» Data excerpts
□ □ □ □ □

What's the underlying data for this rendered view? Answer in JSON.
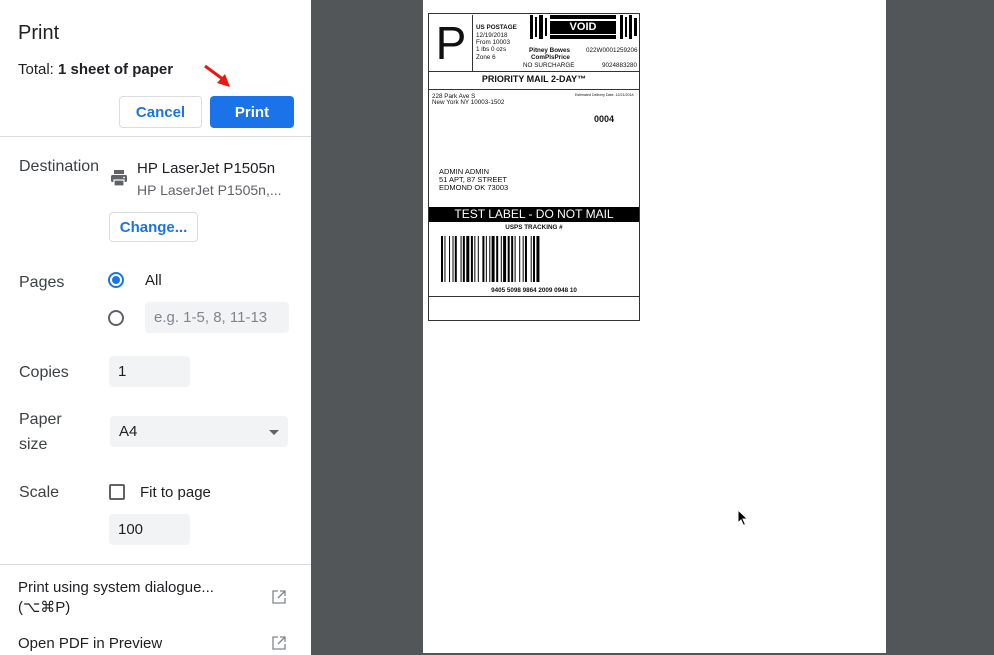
{
  "dialog": {
    "title": "Print",
    "total_label": "Total:",
    "total_value": "1 sheet of paper",
    "cancel_label": "Cancel",
    "print_label": "Print"
  },
  "destination": {
    "label": "Destination",
    "printer_name": "HP LaserJet P1505n",
    "printer_sub": "HP LaserJet P1505n,...",
    "change_label": "Change..."
  },
  "pages": {
    "label": "Pages",
    "all_label": "All",
    "custom_placeholder": "e.g. 1-5, 8, 11-13"
  },
  "copies": {
    "label": "Copies",
    "value": "1"
  },
  "paper_size": {
    "label": "Paper size",
    "value": "A4"
  },
  "scale": {
    "label": "Scale",
    "fit_label": "Fit to page",
    "value": "100"
  },
  "links": {
    "system_dialog": "Print using system dialogue... (⌥⌘P)",
    "open_pdf": "Open PDF in Preview"
  },
  "shipping_label": {
    "postage_title": "US POSTAGE",
    "date": "12/19/2018",
    "from": "From 10003",
    "weight": "1 lbs 0 ozs",
    "zone": "Zone 6",
    "void": "VOID",
    "vendor": "Pitney Bowes",
    "price_type": "ComPlsPrice",
    "meter_id": "022W0001259206",
    "surcharge": "NO SURCHARGE",
    "meter_num": "9024883280",
    "service": "PRIORITY MAIL 2-DAY™",
    "sender_line1": "228 Park Ave S",
    "sender_line2": "New York NY 10003-1502",
    "delivery_date": "Estimated Delivery Date: 12/21/2018",
    "code": "0004",
    "recipient_line1": "ADMIN ADMIN",
    "recipient_line2": "51 APT, 87 STREET",
    "recipient_line3": "EDMOND OK 73003",
    "test_banner": "TEST LABEL - DO NOT MAIL",
    "tracking_title": "USPS TRACKING #",
    "tracking_number": "9405 5098 9864 2009 0948 10"
  },
  "colors": {
    "accent": "#1a73e8",
    "preview_bg": "#525659",
    "arrow": "#e8170f"
  }
}
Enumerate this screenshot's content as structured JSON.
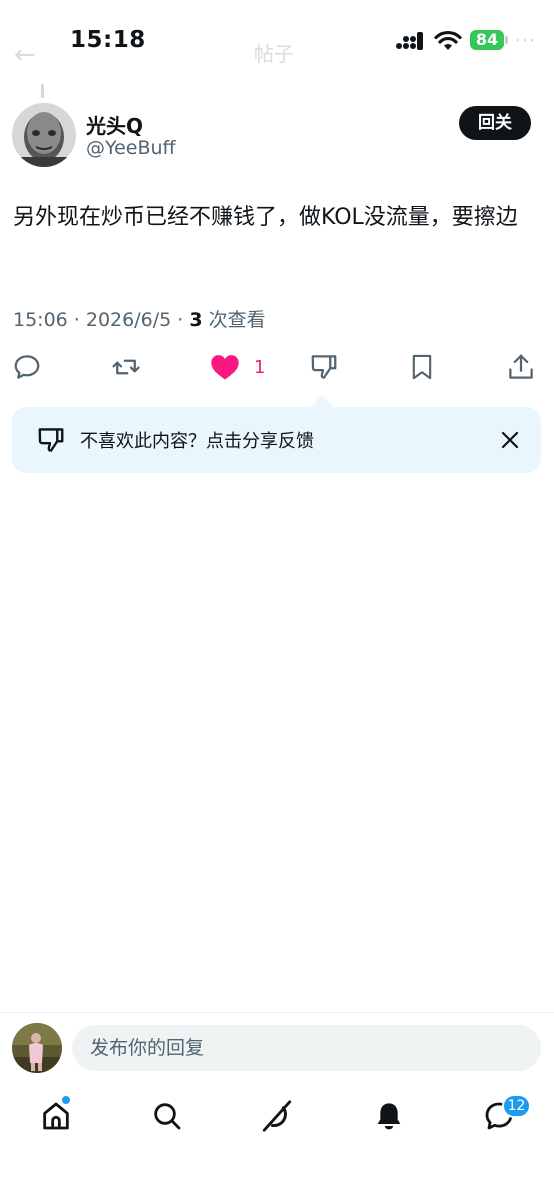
{
  "status_bar": {
    "time": "15:18",
    "battery": "84",
    "header_title": "帖子"
  },
  "colors": {
    "like_pink": "#f91880",
    "accent_blue": "#1d9bf0",
    "battery_green": "#34c759",
    "banner_bg": "#e9f6fd",
    "secondary_text": "#536471"
  },
  "tweet": {
    "author_name": "光头Q",
    "author_handle": "@YeeBuff",
    "follow_back_label": "回关",
    "text": "另外现在炒币已经不赚钱了，做KOL没流量，要擦边",
    "time_date": "15:06 · 2026/6/5 · ",
    "view_count": "3",
    "views_label": " 次查看",
    "like_count": "1"
  },
  "actions": {
    "icons": [
      "reply-icon",
      "retweet-icon",
      "heart-icon",
      "dislike-icon",
      "bookmark-icon",
      "share-icon"
    ]
  },
  "feedback": {
    "text": "不喜欢此内容？点击分享反馈",
    "icon": "dislike-icon",
    "close_icon": "close-icon"
  },
  "reply": {
    "placeholder": "发布你的回复"
  },
  "tab_bar": {
    "icons": [
      "home-icon",
      "search-icon",
      "grok-icon",
      "bell-icon",
      "messages-icon"
    ],
    "messages_badge": "12"
  }
}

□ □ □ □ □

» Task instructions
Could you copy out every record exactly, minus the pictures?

» Solution to the exercise
What's the underlying data for this rendered view? Answer in JSON.
{
  "dialog": {
    "title": "Print",
    "total_label": "Total:",
    "total_value": "1 sheet of paper",
    "cancel_label": "Cancel",
    "print_label": "Print"
  },
  "destination": {
    "label": "Destination",
    "printer_name": "HP LaserJet P1505n",
    "printer_sub": "HP LaserJet P1505n,...",
    "change_label": "Change..."
  },
  "pages": {
    "label": "Pages",
    "all_label": "All",
    "custom_placeholder": "e.g. 1-5, 8, 11-13"
  },
  "copies": {
    "label": "Copies",
    "value": "1"
  },
  "paper_size": {
    "label": "Paper size",
    "value": "A4"
  },
  "scale": {
    "label": "Scale",
    "fit_label": "Fit to page",
    "value": "100"
  },
  "links": {
    "system_dialog": "Print using system dialogue... (⌥⌘P)",
    "open_pdf": "Open PDF in Preview"
  },
  "shipping_label": {
    "postage_title": "US POSTAGE",
    "date": "12/19/2018",
    "from": "From 10003",
    "weight": "1 lbs 0 ozs",
    "zone": "Zone 6",
    "void": "VOID",
    "vendor": "Pitney Bowes",
    "price_type": "ComPlsPrice",
    "meter_id": "022W0001259206",
    "surcharge": "NO SURCHARGE",
    "meter_num": "9024883280",
    "service": "PRIORITY MAIL 2-DAY™",
    "sender_line1": "228 Park Ave S",
    "sender_line2": "New York NY 10003-1502",
    "delivery_date": "Estimated Delivery Date: 12/21/2018",
    "code": "0004",
    "recipient_line1": "ADMIN ADMIN",
    "recipient_line2": "51 APT, 87 STREET",
    "recipient_line3": "EDMOND OK 73003",
    "test_banner": "TEST LABEL - DO NOT MAIL",
    "tracking_title": "USPS TRACKING #",
    "tracking_number": "9405 5098 9864 2009 0948 10"
  },
  "colors": {
    "accent": "#1a73e8",
    "preview_bg": "#525659",
    "arrow": "#e8170f"
  }
}
Enumerate this screenshot's content as structured JSON.
{
  "status_bar": {
    "time": "15:18",
    "battery": "84",
    "header_title": "帖子"
  },
  "colors": {
    "like_pink": "#f91880",
    "accent_blue": "#1d9bf0",
    "battery_green": "#34c759",
    "banner_bg": "#e9f6fd",
    "secondary_text": "#536471"
  },
  "tweet": {
    "author_name": "光头Q",
    "author_handle": "@YeeBuff",
    "follow_back_label": "回关",
    "text": "另外现在炒币已经不赚钱了，做KOL没流量，要擦边",
    "time_date": "15:06 · 2026/6/5 · ",
    "view_count": "3",
    "views_label": " 次查看",
    "like_count": "1"
  },
  "actions": {
    "icons": [
      "reply-icon",
      "retweet-icon",
      "heart-icon",
      "dislike-icon",
      "bookmark-icon",
      "share-icon"
    ]
  },
  "feedback": {
    "text": "不喜欢此内容？点击分享反馈",
    "icon": "dislike-icon",
    "close_icon": "close-icon"
  },
  "reply": {
    "placeholder": "发布你的回复"
  },
  "tab_bar": {
    "icons": [
      "home-icon",
      "search-icon",
      "grok-icon",
      "bell-icon",
      "messages-icon"
    ],
    "messages_badge": "12"
  }
}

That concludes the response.